Hey there, time traveller!
This article was published 9/8/2011 (2205 days ago), so information in it may no longer be current.
Would a Hooters restaurant hire a breast cancer survivor who chose not to have reconstructive surgery?
That's pretty much all you need to know about the Canadian Breast Cancer Foundation's decision to team up with the burger-and-beer chain, best known for fulsomely breasted waitresses dressed in low-cut tops and short shorts.
Hooters sells sex, along with chicken wings.
The Canadian Breast Cancer Foundation works to fund and support breast cancer research and provide meaningful awareness programs. Their efforts include advocating for those living with breast cancer. Make no mistake: They do a great job and the funds they raise are crucial to breast cancer research.
So why would they get into bed with a business dedicated to exploiting women? Will the money raised counterbalance the ill will generated among many of their donors?
Let's be clear: The foundation approached the restaurant. Hooters did not come along, hat in hand, hoping to burnish its reputation.
No one goes to Hooters with a gun to their head. It's a choice. The chain does nothing illegal or immoral, although some of us hoped there would be a day when their T&A displays would become relics of a distant past. If this is where you choose to have dinner, good for you. But for the restaurant (or the cancer foundation) to blithely claim the fundraiser is really to benefit men who might not understand they can be affected is a canard of the first order.
That's the story both a restaurant spokeswoman and a cancer foundation employee told a Free Press reporter this week.
Less that one per cent of all diagnosed breast cancer cases are male. Awareness is critical. But pretending Hooters' "Grateful for the Girls" campaign is aimed at raising men's understanding of their risk is inane. If it was men they were hoping to help, they'd be promoting "Beholden to the Boys" briefs and boxers.
As part of the fundraising, the restaurant is selling Grateful for the Girls scoop-neck sleeveless T-shirts.
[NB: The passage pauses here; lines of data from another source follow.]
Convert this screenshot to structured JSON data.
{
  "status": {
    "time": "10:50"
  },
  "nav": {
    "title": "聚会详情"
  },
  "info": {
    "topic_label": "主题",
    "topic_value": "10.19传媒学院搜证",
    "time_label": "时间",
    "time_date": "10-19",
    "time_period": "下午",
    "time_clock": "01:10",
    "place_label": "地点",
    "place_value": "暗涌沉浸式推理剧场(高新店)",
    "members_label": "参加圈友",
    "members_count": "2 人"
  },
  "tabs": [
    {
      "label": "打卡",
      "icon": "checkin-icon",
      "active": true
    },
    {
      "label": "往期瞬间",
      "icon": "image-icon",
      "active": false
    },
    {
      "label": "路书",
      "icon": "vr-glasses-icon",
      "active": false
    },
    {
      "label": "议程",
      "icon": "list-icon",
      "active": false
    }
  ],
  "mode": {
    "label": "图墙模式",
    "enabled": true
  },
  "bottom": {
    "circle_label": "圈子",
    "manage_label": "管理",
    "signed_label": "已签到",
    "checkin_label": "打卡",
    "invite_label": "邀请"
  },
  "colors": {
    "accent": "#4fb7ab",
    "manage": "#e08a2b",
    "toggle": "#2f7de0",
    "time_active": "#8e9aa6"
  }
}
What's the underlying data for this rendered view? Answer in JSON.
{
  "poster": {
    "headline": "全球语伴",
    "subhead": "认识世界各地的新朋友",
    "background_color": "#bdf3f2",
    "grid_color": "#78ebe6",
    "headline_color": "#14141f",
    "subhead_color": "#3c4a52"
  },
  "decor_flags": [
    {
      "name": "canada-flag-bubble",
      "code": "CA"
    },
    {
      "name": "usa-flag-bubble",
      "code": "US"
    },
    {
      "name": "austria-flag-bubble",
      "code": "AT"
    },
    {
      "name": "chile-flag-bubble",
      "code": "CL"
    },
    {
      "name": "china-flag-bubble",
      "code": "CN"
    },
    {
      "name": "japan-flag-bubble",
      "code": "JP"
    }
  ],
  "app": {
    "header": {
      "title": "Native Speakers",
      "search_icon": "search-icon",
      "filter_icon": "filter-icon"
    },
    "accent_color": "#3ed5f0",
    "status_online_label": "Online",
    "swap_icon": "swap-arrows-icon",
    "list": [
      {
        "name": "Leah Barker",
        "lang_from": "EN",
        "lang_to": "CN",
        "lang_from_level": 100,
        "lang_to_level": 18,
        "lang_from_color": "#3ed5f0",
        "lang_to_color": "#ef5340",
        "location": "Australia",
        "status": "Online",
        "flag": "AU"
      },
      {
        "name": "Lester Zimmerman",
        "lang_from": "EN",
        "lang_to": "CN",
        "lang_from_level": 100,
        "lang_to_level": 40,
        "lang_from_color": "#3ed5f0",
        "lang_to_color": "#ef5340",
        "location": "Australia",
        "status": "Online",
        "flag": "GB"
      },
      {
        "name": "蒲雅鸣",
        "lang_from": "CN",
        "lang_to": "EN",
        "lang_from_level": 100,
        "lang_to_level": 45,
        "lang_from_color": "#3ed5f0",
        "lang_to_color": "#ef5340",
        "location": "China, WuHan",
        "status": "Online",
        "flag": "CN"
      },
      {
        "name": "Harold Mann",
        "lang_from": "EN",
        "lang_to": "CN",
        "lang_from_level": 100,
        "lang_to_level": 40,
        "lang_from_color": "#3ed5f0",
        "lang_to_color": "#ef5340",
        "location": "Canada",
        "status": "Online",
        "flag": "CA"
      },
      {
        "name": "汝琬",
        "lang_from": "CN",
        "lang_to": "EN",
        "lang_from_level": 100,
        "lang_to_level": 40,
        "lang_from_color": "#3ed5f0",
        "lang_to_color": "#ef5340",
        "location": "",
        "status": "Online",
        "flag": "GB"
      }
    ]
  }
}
Their online merchandise (unconnected to the breast cancer fundraiser) includes a T-shirt decorated with an image of a large-breasted woman holding a rifle.
"Hunters Love A Nice Rack," it reads. This is a company with whom the breast cancer foundation wants to be associated?
A friend posed an interesting question Monday night: Would Prostate Cancer Canada encourage a group of women who wanted to raise funds by exploiting the butts of young men? Would they pretend the stunt was actually to help women become aware of their own cancer risk?
Not a chance. No one would believe them if they tried.
Breast cancer foundations have standards. While some corporations will slap a pink ribbon on just about anything to ride the wave of emotional support for the cause, the foundation is clear when a line is crossed.
They do endorse pink toilet paper, light bulbs, flooring, screwdrivers, lip balm and hammers. The American fundraising arm speaks out against a campaign by Yoplait yogurt that donates 10 cents for every lid consumers mail back to them.
"Yoplait yogurt is made with milk from cows that have been injected with the synthetic hormone recombinant bovine growth hormone (called rBGH or rBST)," reads the breastcancer.org website.
"There are numerous health concerns surrounding rBGH, and breast cancer is one of them."
When an organization depends upon the support of corporations and individuals to provide essential services, they're walking a tightrope without a net. They need the money. While events such as Run for the Cure are popular and vital, every buck they can attract from other sources is also needed.
But ignoring the message Hooters sends while accepting its money is bad business for a group that does so much good.
Surely the foundation would like to move us beyond a world where sniggering about breasts is sanctioned.
In a Hooters world, breasts have to be perky and perfect. Doesn't the foundation understand those affected by breast cancer reject that notion?